It’s nearly Halloween, which means a few different things. First, it’s the time of year to start watching one of my favorite movies of all time as I gear up for my favorite holiday. I love Halloween. There’s something incredible about a holiday where perfectly responsible young adults can put on crazy costumes and wander the streets in search of candy. Barring that, there’s always barricading oneself in the house with a good supply of booze and hand out candy to the younger ones. Speaking of booze, I finally got to try Left Hand Brewing Co.’s Milk Stout Nitro. Well done, folks. That one’s a winner.

Second, the impending end of October means that it’s nearly November. It’s time to wrap up a couple of projects before National Novel Writing Month officially kicks off. I’d love to be able to use NaNoWriMo to put a coherent draft of my book together. I’m in the process of collecting my notes. I’ve got a couple of moleskines full of them right now.

Third, it means it’s a perfect time to be reading this:

Hellboy by Mike Mignola. Cover of Volume Ten, The Crooked Man and Others

It's always a good time for Mike Mignola.

I’ve been working my way through the Hellboy comics, finally. It only took me, oh, seven years after seeing the first movie. Now, thanks to the sheer awesomeness that is the public library system, I’m holding the first ten collected volumes of Mike Mignola’s greatest bit of genius. Those of you who have not read them (or at least seen the movies) are missing out. Mignola blends classic myths from around the world with his own, unique characters. The adventures of the members of the Bureau for Paranormal Research and Defense are not to be ignored.

Anyway, I’ve got another job interview and two more applications to turn in, even though the thought of another Christmas in retail terrifies me. I’m still keeping my fingers crossed. I had an interview on Friday at one of the smaller library branches in town, and it would be better pay/more hours than I currently have. Good luck with your ventures, dear readers.

And back to the blog.

Here I am again. After managing to somehow survive work today, despite a crazy man who claimed that I stole the $5 change I was supposed to have given him (a quick count of the cash register proved him wrong, thankfully), I am back at home. It’s nice to be able to come home to the apartment after a long day and finally get some dinner and a drink or two.

I’ve been spending a good deal of time thinking about this story I’m writing. I kind of wish I had more of it planned out in advance, but at the same time, I like to think that my first journey into this world will be far more similar to that of my future readers.

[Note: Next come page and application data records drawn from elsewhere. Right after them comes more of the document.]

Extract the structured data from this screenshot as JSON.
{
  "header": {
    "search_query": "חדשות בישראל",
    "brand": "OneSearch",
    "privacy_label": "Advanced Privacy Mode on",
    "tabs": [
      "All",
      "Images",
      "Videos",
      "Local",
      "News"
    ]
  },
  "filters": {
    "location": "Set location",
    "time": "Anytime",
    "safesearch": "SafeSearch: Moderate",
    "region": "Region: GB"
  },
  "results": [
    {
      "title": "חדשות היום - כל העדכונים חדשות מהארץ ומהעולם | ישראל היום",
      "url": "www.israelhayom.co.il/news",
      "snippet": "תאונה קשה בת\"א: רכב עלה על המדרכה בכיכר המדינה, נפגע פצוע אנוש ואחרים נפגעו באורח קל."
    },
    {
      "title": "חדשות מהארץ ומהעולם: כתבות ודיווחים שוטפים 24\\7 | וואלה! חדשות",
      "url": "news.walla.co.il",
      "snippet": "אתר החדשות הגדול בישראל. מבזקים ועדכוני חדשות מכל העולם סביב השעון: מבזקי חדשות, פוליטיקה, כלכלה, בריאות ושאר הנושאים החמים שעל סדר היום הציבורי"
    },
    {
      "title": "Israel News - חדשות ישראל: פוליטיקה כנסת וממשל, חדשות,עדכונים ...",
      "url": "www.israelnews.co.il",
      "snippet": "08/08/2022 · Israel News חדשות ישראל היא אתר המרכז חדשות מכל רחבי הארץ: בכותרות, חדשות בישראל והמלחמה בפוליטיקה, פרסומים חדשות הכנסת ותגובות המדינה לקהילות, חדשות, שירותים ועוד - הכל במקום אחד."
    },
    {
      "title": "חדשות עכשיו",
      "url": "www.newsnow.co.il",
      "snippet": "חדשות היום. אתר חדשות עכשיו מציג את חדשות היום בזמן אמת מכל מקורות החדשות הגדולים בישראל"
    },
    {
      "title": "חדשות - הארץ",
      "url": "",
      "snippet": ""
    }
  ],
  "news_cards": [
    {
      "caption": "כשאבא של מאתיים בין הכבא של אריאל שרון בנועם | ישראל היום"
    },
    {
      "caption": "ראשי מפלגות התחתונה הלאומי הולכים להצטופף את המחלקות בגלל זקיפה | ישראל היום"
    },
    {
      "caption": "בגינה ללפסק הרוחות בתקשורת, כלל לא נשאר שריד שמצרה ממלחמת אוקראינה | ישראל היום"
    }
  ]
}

Ideally, this means that I will be able to keep things from becoming too overwhelming/confusing for anyone other than myself. I want people to know how it felt as I was creating this world. I want it to feel lived in and rugged, but inviting to people who’ve never experienced anything quite like it (ideally, this will be all of my readers).

I hate when I read a novel and get overwhelmed with crap. I like something I’m reading to be accessible with a minimal level of extra effort required, especially if it’s the start of a series. If it’s a writer I’ve read before, there will be some level of tolerance. If it’s something that I already know, again, there will be tolerance. After all, “A Clockwork Orange” is still one of the best things I’ve ever read, despite the crazy dialogue and narration that goes along with the story of Alex and his droogs. I don’t, however, tolerate this kind of writing when it’s done pretentiously. If someone takes the trouble to create a language, they should make it useful, not just throw it in your face to say “OOOOO, look what I came up with!” Everything should have a purpose. Don’t give throwaway details. Make people question the intent of every line of dialogue, every description of every lamp and every passing dog. Create a visual that your reader can not forget. Forge something truly memorable. That’s my goal. I want to give my readers text that they desire. I want them coming back to my book every couple of years after they first read it and have them find something that they didn’t notice the time before.

At any rate, it’s time to write something before I fall asleep. As conviction becomes content, I shall post more.